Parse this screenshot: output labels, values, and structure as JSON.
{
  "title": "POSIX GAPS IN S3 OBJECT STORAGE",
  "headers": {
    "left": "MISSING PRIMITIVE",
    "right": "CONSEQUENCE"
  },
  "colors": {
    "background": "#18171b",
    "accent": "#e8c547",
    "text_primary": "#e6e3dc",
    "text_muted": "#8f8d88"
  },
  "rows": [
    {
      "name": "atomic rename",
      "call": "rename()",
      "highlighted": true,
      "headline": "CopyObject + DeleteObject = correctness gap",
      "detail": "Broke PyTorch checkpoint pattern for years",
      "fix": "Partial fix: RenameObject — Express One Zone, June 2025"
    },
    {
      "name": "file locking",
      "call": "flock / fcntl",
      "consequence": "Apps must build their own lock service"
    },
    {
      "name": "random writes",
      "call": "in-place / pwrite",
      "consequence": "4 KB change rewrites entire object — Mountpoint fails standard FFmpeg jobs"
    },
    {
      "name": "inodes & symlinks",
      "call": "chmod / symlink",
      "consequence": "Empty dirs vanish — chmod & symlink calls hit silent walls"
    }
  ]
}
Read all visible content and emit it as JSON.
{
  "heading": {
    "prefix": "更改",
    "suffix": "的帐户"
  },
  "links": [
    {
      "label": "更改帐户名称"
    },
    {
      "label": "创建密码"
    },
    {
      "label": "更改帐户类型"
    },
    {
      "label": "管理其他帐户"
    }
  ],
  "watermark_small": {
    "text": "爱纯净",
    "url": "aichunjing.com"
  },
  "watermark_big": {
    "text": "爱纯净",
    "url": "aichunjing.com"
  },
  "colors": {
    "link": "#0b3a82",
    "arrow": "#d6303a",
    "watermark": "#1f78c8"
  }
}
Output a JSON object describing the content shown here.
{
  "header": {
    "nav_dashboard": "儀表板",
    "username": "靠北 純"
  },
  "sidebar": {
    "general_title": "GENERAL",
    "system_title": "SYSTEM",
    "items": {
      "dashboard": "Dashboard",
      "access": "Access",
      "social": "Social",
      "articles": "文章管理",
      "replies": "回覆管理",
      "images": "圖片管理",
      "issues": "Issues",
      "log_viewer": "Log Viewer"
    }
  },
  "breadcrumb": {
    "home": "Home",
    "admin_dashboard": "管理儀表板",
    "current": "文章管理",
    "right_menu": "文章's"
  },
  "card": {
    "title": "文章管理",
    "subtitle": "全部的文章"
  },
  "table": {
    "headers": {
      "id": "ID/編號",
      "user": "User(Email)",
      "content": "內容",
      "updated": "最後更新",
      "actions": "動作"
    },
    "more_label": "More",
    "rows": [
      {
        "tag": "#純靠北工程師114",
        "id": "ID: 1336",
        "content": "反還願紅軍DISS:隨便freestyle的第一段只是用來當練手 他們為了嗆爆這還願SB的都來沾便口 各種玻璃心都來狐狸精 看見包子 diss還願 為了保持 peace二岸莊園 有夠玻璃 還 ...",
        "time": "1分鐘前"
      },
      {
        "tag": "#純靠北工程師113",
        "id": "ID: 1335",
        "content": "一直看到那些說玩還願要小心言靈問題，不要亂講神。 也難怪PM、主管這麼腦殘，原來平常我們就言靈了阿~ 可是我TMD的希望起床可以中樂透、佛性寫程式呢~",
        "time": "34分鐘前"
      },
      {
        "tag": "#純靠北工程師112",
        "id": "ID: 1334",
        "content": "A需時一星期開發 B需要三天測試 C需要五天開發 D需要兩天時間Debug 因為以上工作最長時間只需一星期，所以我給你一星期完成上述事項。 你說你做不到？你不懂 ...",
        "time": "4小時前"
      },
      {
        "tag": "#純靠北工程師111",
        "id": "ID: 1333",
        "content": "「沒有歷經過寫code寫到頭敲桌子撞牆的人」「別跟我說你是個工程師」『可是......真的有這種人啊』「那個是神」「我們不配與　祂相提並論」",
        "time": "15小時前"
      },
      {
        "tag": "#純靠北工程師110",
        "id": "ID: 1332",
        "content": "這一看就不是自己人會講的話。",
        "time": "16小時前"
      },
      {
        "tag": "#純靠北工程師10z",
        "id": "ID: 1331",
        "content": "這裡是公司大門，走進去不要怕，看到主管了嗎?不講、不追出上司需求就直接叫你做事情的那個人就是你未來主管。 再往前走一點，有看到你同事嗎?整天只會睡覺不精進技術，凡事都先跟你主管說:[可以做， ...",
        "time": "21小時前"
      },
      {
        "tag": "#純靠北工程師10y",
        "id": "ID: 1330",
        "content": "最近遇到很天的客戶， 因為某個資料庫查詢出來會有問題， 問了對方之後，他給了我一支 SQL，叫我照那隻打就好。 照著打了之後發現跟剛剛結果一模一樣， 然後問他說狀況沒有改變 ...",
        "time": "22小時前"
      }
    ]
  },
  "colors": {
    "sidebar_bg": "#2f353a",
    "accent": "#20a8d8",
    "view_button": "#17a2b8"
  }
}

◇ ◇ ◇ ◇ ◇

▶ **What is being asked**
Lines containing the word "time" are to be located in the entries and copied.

▶ **Response**
        "time": "1分鐘前"
        "time": "34分鐘前"
        "time": "4小時前"
        "time": "15小時前"
        "time": "16小時前"
        "time": "21小時前"
        "time": "22小時前"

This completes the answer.